Attempting to fend off a culture that dwelled too long on tradition and replace it with one far more aggressive, Microsoft Corp.'s chief executive announced sweeping layoffs on Thursday that will affect workers worldwide.
Anlaysts were surprised by the number — up to 18,000 job cuts over the next year — but not by the move.
"They had to shed the notion that it was fortress Microsoft, where everything was Windows first," said Merv Adrian, a vice president of research at Gartner Inc. "They are moving from a company that has historically played catch-up for the last decade into a company that wants to go back into that leadership role that they were in long before, and that means a differently shaped Microsoft."
The biggest and broadest layoffs in the company's 39-year history amount to about a 14% overall reduction — including a nearly 50% reduction at Nokia's mobile phone unit and a 5% reduction elsewhere. Microsoft acquired the Nokia division in April, a deal agreed to before Satya Nadella became Microsoft's third-ever chief executive, replacing Steve Ballmer. Ballmer, now retired from Microsoft, has put in a $2-billion bid to buy the Los Angeles Clippers.
Nearly 13,000 job cuts will begin immediately, including about 1,350 losses at Microsoft headquarters in the Seattle area. More will come from Nokia's engineering office in San Diego, its factory in Hungary and its offices in Finland and Beijing. Microsoft has three offices in the Los Angeles region, where employee prospects are uncertain. Later Thursday, Microsoft said it was shutting down Los Angeles-based Xbox Entertainment Studios, a division that had been focused on building original entertainment programming for the Xbox.
Microsoft shares were up about 0.8% to $44.43 just after 9 a.m. Pacific, touching their highest level since year 2000, as investors and analysts applauded what they saw as a much-needed removal of middle managers.
"There's hope for a faster, nimbler Microsoft," said Colin Gillis, senior technology analyst at BGC Partners. "The idea is to reduce the layers of management vertically and horizontally, so you can speed things up."

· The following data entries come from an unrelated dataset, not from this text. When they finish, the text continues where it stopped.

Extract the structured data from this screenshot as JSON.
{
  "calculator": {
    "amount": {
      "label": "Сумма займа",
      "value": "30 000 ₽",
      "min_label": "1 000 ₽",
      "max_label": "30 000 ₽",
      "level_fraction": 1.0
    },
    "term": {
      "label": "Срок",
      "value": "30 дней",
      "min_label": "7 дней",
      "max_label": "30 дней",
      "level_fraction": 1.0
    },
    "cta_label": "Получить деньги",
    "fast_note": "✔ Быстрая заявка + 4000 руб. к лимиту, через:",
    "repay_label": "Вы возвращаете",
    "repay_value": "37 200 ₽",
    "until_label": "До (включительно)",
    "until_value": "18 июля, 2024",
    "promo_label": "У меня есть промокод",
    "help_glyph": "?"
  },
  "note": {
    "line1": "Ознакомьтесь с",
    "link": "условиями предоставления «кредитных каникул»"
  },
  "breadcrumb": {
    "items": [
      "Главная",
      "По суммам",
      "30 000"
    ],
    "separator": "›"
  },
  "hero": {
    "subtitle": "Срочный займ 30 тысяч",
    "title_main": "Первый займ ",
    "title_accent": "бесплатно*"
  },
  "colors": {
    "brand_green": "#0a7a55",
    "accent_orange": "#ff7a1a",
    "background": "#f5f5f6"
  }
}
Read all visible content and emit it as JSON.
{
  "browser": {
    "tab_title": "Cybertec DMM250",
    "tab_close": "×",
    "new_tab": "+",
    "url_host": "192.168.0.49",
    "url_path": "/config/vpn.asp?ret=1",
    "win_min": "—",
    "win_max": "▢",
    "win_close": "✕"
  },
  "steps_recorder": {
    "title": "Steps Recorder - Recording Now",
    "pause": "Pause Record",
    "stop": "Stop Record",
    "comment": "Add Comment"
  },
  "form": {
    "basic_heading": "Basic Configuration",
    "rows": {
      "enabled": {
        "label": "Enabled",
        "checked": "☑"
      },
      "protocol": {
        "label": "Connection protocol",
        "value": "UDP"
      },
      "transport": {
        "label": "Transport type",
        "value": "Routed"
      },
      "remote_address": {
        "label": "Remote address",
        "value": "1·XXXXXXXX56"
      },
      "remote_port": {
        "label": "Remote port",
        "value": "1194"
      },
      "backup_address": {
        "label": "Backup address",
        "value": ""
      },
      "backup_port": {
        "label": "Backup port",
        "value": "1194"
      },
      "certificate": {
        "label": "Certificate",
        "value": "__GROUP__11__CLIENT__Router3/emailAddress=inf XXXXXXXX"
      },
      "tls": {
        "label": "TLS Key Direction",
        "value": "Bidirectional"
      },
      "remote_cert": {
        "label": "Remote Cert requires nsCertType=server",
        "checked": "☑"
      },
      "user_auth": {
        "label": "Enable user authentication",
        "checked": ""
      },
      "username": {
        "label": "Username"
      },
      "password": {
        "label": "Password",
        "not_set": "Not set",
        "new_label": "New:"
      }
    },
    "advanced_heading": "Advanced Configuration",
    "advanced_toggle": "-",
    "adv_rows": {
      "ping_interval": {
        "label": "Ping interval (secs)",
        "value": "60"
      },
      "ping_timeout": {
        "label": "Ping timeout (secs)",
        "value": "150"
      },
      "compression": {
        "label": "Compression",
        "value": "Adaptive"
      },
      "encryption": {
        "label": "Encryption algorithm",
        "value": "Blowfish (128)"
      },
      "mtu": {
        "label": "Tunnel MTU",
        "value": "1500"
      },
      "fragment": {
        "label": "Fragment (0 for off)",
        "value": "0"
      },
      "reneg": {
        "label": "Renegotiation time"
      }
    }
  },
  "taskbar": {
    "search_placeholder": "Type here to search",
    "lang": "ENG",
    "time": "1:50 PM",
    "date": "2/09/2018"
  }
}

In a note to clients, FBR Capital Market analysts Daniel Ives and James Moore said that while the cuts were "painful" for employees, they were certainly necessary considering all the duplication Nokia brought in the door.
"Microsoft needs to be a 'leaner and meaner' technology giant over the coming years in order to strike the right balance of growth and profitability around its cloud and mobile endeavors," they said.
Microsoft, whose Windows operating system still powers most traditional computers, has fallen far behind Google, Apple, and Amazon in smartphones, tablets and servers — the areas of computing showing the greatest growth.
Nadella in recent weeks has urged the company to focus less on trying to sell "devices and services." Instead, he's said, Microsoft should do more to make people's more productive through "ambitious" changes, such as, for one small example, automatic translation on the messaging app Skype.
"Having a clear focus is the start of the journey, not the end," Satella told employees Thursday. "The more difficult steps are creating the organization and culture to bring our ambitions to life."
Company officials said Thursday they were committed to bringing Windows to more smartphones. Nokia, which had been making some phones powered by Google's Android operating system, will now shift to Windows. The Nokia unit also plans to scale back production of its own devices or move the work from Europe to cheaper markets such as China, Vietnam and Brazil.
The purchase of the struggling Nokia unit left some analysts scratching their heads and predicting that it would drag Microsoft earnings down in the coming months. But the significant jobs cut should reduce those concerns as cost cuts boost profit margins, Adrian said.
The job cuts will trigger a charge of $1.1 billion to $1.6 billion on the company's books to cover severance and benefit costs during the next year, Microsoft said.
Microsoft's only previous mass layoff came in 2009, when the company announced that a "once-in-a-lifetime set of economic conditions" had forced it to cut 5,000 employees, about 6% of the workforce at the time. Since then many of the industry's original technology giants, including Intel, Hewlett-Packard and IBM, have announced reductions in their workforces to keep pace with the innovation coming out of Google, Amazon and start-ups.